Is this compatible with the Baptist distinctive of congregationalism? I don't know. On the one hand, the congregation still votes to affirm some decisions, including the appointment of a new elder, although that vote of affirmation is not binding. The elders still have the final authority to make the decisions. On the other hand, I think we are more concerned with being compatible with Scripture than being compatible with Baptist distinctives.
 

KMK

Administrator
Staff member
I voted, we Presbyterians will not be ignored. :p

(See other thread for precedence :lol:)

:rofl::rofl::rofl:

Anyone with El Rushbo as an avatar is in no danger of being ignored!

Baptist polity (I have actually lectured on it in seminary several times as a guest lecturer) is a funny animal. In the ordinances, er . . . ah . . . "sacraments" for you Presbyterian folks, baptists spend so much time explaining that it REALLY does NOT mean this, that, or the other thing, that by the time we are done we end up with a doctrine of the "real absence." In our governance, we may be firmly committed to doing what we do, but for reasons that are somewhat epistemically lame. Most baptists, for example, will admit that one can "legitimately" adduce biblical precedent and precept to "support" any of at least three forms of polity.

It you examine the broader historical matrix in which a particular polity became popular, it is not surprising that episcopacy tends to seem obvious to people who live under monarchy, presbyterian government seems clear and compelling to those exposed to a parliamentary system, and congregational polity only surfaces when there are lots of people making "democratic" noises. Perhaps unlike some of my sisters and brothers with other forms, baptists are often willing to allow the role of holy expedience and sanctified pragmaticism in the development of the baptist approach to church government.

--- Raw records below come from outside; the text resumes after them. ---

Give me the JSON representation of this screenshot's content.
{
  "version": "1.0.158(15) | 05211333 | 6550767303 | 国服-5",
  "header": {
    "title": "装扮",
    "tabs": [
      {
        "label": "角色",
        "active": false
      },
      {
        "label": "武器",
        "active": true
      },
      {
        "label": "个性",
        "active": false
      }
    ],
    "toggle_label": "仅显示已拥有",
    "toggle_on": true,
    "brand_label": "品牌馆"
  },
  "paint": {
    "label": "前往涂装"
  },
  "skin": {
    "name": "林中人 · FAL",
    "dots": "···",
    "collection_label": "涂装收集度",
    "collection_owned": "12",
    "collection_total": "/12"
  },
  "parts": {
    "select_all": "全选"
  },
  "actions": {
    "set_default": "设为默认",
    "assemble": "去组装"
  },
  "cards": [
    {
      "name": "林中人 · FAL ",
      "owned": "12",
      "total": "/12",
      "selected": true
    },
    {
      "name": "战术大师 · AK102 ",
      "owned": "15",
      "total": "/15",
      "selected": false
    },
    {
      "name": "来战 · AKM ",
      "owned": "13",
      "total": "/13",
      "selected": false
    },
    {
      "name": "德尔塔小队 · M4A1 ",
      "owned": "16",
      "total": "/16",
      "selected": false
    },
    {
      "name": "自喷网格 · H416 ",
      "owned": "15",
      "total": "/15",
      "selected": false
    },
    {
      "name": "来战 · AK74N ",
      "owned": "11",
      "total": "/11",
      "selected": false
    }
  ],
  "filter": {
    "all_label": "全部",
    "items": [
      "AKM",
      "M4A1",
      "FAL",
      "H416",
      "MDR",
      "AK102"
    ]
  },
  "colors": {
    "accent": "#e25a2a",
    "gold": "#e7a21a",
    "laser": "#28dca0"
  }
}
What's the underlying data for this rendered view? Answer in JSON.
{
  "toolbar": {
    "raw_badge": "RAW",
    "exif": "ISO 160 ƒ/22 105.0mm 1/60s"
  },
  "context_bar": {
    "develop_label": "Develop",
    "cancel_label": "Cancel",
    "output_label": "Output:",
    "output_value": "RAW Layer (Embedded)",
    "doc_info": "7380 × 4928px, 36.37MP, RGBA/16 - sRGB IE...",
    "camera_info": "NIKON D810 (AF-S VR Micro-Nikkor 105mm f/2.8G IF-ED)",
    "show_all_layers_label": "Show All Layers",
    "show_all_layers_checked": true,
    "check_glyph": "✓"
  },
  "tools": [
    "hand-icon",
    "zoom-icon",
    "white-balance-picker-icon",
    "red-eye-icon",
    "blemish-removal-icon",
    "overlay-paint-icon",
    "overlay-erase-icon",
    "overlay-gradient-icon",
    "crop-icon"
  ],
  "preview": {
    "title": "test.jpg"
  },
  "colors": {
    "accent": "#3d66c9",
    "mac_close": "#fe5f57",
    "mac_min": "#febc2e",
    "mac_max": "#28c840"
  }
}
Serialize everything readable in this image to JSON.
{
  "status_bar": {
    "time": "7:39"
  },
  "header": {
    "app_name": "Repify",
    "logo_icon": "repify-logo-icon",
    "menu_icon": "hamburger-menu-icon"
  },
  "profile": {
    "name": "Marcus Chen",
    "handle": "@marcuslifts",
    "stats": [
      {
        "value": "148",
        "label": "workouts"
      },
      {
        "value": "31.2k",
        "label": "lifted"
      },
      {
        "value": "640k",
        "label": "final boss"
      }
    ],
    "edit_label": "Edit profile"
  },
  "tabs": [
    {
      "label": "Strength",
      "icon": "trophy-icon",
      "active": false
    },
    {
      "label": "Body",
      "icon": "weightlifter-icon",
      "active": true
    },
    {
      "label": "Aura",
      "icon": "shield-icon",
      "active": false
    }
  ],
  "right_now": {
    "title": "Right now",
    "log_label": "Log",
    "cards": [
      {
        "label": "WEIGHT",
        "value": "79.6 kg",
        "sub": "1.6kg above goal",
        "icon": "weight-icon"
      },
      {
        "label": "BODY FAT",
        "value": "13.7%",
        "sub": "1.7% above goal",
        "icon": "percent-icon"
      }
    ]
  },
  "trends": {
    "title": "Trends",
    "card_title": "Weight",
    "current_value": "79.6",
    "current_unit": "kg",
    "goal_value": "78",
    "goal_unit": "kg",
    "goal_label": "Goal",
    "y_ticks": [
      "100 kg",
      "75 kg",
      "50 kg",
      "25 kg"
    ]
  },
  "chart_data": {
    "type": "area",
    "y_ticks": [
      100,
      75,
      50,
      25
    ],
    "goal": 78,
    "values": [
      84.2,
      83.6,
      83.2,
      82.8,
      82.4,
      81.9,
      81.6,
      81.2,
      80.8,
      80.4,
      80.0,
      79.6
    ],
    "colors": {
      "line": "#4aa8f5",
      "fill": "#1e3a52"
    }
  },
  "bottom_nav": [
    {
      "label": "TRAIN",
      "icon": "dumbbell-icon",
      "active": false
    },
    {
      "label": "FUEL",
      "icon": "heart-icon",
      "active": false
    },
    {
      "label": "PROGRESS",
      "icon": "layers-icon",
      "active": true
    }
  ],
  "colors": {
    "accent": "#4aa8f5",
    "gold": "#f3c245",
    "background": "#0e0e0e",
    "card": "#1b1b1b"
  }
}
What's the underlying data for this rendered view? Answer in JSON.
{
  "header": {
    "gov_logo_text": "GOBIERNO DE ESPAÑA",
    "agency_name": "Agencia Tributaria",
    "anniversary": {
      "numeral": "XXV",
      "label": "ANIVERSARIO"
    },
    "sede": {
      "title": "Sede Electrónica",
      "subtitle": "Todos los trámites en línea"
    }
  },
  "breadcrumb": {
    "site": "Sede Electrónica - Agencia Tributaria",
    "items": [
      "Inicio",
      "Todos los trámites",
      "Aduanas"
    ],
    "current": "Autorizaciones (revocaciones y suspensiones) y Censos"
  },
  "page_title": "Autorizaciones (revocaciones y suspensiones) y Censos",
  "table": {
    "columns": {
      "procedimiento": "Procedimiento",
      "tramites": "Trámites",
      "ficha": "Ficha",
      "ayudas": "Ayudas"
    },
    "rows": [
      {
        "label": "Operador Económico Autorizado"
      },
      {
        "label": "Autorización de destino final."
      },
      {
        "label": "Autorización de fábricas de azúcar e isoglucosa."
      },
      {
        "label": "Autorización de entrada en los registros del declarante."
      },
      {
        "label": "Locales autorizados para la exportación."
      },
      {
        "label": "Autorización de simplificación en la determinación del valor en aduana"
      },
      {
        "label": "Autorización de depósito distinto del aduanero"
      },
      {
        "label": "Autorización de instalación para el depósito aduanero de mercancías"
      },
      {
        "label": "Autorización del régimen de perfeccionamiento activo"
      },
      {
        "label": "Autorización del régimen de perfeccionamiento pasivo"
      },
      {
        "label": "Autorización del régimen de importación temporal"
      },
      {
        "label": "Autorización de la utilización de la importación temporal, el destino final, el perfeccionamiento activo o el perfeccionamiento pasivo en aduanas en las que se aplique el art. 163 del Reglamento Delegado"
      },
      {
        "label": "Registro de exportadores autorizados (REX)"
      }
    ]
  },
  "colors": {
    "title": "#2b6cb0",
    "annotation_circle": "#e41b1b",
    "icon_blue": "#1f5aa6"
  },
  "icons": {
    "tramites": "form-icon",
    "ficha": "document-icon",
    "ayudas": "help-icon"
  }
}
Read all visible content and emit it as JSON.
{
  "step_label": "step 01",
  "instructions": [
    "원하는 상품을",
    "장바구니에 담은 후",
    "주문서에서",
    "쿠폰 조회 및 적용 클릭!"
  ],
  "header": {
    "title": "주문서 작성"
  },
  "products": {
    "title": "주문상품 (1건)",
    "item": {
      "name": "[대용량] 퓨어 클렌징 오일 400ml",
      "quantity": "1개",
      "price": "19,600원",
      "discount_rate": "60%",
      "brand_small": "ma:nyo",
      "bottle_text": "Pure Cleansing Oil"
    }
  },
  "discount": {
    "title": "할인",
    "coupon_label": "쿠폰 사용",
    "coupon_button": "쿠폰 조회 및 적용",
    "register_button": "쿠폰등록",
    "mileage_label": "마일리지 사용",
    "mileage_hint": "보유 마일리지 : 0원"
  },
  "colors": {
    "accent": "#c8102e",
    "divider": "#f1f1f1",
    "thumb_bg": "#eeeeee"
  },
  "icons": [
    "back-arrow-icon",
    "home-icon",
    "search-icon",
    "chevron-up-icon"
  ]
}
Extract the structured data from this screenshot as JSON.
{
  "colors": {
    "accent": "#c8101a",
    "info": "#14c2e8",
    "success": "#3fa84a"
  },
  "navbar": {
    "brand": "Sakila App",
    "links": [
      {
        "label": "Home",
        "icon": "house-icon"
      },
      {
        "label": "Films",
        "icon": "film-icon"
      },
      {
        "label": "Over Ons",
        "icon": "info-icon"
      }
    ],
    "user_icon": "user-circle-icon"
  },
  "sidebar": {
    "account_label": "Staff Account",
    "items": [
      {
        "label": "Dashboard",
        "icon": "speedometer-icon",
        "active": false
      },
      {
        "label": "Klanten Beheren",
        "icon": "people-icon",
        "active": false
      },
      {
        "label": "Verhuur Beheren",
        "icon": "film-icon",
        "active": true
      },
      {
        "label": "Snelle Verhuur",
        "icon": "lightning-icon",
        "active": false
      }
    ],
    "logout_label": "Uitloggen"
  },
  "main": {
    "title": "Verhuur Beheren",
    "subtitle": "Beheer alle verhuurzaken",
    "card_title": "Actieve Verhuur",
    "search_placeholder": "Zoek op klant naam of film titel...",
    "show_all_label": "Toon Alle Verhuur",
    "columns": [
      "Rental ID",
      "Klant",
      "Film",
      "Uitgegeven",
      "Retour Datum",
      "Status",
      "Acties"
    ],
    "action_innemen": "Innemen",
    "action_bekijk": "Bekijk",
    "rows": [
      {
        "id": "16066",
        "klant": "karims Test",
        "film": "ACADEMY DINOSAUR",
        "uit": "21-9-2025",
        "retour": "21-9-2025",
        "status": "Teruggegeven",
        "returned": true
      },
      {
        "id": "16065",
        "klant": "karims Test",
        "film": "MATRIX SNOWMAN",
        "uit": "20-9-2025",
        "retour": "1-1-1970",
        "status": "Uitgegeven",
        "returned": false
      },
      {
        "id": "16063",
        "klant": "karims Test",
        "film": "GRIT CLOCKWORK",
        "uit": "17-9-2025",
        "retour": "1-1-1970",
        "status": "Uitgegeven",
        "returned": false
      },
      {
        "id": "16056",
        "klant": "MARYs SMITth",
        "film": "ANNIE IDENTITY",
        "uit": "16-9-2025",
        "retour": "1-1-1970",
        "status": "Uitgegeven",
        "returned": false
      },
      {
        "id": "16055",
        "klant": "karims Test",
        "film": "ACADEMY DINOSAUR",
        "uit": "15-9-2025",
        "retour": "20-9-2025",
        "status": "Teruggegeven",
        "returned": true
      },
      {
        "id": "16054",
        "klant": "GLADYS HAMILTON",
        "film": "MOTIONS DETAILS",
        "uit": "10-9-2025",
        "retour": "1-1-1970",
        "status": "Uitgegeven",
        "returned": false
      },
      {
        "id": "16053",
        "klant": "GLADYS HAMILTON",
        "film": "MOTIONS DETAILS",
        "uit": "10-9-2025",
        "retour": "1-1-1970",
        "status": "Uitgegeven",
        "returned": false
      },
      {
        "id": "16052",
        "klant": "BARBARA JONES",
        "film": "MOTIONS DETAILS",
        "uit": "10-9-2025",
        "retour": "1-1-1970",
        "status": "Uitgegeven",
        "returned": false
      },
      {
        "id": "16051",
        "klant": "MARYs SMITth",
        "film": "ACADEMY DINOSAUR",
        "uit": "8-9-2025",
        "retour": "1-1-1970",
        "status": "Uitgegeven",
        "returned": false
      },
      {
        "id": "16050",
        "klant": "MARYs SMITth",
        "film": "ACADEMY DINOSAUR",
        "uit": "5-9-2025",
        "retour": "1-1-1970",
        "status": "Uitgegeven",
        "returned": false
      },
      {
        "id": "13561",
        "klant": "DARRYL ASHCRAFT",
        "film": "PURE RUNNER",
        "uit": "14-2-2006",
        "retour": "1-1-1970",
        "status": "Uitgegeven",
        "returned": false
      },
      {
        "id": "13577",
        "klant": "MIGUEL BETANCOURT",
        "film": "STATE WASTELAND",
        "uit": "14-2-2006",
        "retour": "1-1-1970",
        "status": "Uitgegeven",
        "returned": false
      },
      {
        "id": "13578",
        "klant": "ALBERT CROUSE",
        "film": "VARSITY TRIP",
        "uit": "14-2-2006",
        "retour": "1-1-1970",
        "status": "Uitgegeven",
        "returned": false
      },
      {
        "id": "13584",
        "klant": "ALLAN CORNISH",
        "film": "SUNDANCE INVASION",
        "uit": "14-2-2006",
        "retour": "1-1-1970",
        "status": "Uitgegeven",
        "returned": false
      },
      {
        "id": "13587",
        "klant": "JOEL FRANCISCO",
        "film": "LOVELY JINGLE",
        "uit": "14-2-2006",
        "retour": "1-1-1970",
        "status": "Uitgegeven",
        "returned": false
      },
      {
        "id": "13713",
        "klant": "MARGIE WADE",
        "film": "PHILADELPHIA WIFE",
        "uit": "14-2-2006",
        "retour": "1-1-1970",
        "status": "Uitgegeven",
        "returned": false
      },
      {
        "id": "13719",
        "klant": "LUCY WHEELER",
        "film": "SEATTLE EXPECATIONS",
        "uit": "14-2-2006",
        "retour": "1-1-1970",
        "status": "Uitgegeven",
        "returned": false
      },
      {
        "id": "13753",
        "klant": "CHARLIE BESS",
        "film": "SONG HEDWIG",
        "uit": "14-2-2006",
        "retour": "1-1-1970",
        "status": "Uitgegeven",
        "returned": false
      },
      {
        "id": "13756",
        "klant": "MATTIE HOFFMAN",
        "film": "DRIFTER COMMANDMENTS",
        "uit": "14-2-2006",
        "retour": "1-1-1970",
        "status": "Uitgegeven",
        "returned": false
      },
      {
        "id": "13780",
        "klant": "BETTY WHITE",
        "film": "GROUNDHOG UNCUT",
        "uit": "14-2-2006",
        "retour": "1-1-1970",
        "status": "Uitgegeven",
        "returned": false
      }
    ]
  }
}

Still, nobody is more stubborn than a baptist. So, biblically, there is ONLY one way to do it . . . OUR way (even if we admit that expedience has as much to do with why we do it this way as anything).

Do you have the audio of any of those lectures in Mp3 format so that you could share them with us, Dennis?
 

Herald

Administrator
Staff member
I'm not so sure Baptist is a polity. Elder rule is a polity and that is what I subscribe to.

Congregational Plural Elder Rule here.

Every Baptist church I know of that has elders is actually not ruled by the elders, but rather "led" by the elders and ruled by the congregation (which is still an improvement over the usual single pastor/staff-deacons-congregation model we see in most Baptist churches).

How is elder rule compatible with the Baptist distinctive of congregational government?

Rae, I can only speak for my church. The elders make all decisions that are theological in nature. The pastor and elder positions are voted on by the congregation. Issues that have to do with budget, or admitting or terminating membership are voted on my the membership. Our elders are very good at listening to the congregation. Any minister of the gospel who is oblivious to the voice of the those he ministers to is going to have problems. When we went from monthly to weekly communion there was no vote, although the pastor preached on the topic for a month before informing the church of the coming change.
 
Status
Not open for further replies.
Top